Some folks have asked me about some of the marks I make and what brushes make those marks. I use all sorts of brushes and have shared quite a bit about that in previous articles I’ve posted here on Muddy Colors. For this post, I put together a couple quick videos to show how I’ve modified a few of my brushes. I cut them with scissors. You can do this with any brush and any scissors. It doesn’t have to be fancy. I tend to favor a more raw, organic or natural look and feel to the marks they can produce, so I opt for shaping them with that in mind. Hope you enjoy watching!
DIY Modified Brushes for Painting and Mark-Making
This video shows how I cut a few of my brushes and how the various marks that are made with them appear. Then I make a few looser marks, moving the brush in different directions using various amounts of pressure and tilt/turn. The last few marks were made on yupo paper, and you can see how the water stays on the surface longer and doesn’t absorb as fast as it does on the sketch paper I used earlier in the video. Using various types of surfaces allows for some really wonderful different sorts of marks as well. See video below for a quicksketch ink wash using one of these brushes.

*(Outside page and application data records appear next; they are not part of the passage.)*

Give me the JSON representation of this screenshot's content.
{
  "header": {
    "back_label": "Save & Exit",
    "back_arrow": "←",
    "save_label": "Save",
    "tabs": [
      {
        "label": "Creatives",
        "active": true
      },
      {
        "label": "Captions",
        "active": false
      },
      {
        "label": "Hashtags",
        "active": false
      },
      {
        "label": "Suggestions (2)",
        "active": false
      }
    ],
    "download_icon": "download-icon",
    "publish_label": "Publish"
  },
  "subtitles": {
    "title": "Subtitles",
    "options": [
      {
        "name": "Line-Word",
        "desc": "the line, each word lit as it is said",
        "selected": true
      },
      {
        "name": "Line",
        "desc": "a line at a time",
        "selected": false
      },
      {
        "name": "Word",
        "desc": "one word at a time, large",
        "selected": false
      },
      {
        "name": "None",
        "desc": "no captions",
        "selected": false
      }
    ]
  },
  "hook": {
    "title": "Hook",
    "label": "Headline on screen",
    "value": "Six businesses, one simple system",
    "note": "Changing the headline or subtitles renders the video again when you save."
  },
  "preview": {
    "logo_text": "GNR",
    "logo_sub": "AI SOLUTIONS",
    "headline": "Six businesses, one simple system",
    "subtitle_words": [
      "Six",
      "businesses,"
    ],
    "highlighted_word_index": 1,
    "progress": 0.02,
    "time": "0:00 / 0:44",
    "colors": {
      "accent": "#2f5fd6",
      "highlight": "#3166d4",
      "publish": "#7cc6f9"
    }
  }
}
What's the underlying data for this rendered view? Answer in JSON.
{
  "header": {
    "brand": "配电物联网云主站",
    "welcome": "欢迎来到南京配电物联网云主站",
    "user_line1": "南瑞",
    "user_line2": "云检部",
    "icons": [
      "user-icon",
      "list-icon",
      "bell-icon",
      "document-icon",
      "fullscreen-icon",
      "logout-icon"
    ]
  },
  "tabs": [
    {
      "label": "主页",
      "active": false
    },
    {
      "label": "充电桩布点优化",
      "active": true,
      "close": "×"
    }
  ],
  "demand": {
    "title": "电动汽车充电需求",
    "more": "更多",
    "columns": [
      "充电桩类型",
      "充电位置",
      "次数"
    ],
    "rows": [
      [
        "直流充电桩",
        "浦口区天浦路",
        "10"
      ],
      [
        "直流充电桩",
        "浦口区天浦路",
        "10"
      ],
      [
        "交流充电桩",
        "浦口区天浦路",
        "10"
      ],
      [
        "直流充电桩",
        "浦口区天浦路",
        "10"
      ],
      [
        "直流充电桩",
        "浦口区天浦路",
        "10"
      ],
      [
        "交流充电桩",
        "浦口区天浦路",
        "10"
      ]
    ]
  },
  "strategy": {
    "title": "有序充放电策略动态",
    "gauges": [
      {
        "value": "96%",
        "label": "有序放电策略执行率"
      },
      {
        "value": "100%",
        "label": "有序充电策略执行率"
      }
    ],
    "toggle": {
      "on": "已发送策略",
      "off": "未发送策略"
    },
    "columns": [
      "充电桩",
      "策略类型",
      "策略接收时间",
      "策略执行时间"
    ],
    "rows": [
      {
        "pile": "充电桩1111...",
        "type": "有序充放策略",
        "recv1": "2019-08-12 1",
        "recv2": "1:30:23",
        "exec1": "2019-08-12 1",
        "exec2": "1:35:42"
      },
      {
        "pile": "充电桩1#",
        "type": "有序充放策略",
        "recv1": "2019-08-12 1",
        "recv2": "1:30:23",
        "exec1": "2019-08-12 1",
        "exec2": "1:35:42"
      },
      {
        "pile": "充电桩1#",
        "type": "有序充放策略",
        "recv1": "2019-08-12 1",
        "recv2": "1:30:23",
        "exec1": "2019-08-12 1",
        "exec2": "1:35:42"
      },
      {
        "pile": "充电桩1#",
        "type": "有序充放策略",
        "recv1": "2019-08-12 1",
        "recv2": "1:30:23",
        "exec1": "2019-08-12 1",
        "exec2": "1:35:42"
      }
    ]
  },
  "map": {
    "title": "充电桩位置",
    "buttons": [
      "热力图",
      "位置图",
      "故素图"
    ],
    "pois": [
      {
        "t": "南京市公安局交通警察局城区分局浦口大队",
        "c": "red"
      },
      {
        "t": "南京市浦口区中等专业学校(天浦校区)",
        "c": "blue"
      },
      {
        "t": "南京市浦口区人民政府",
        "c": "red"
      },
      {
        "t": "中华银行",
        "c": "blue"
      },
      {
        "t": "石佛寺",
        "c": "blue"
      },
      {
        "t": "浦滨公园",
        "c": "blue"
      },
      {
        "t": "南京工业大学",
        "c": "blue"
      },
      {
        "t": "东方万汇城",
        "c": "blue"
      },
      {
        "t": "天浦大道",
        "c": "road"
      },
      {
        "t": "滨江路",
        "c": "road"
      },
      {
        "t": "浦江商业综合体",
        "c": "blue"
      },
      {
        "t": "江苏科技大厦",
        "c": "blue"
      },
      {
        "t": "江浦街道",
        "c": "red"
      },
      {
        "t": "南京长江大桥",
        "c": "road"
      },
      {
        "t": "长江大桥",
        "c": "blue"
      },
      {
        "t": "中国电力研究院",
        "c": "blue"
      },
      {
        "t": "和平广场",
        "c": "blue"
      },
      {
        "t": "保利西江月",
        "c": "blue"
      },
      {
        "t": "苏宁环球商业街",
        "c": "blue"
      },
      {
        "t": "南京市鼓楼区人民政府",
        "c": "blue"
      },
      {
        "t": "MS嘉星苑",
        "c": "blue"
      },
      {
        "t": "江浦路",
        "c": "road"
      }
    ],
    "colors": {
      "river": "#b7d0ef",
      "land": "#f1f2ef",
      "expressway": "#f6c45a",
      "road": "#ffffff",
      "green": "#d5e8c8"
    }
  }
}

All sorts of brushes, bristle and sable
Ink Wash QuickSketch in my Sketchbook
This shows a quick sketch I painted using ink and a few different small brushes. One of the brushes used is a modified brush that I had cut with scissors (as in the first video) to create a different sort of loose corrugated mark. The other brushes used in this video are are Royal and Langnickel zen series sables.
Sketchbook (sketch paper)
There are some brushes you can get that are premade with this sort of look and feel. They’re usually called Grainers or Grain Stripers, and are made my several different brands.
The marks I make with these modified brushes are similar to the marks I make with the silicone rakes/combs/grain striping tools I use for pick-out. I’ve shared a bit about the silicone pick-out tools in previous articles here on Muddy Colors. You can see a couple of those articles by clicking here and here. I will post more videos in the future with some of those tools as well.
Hope you found this helpful and fun. Happy painting and enjoy the exploration!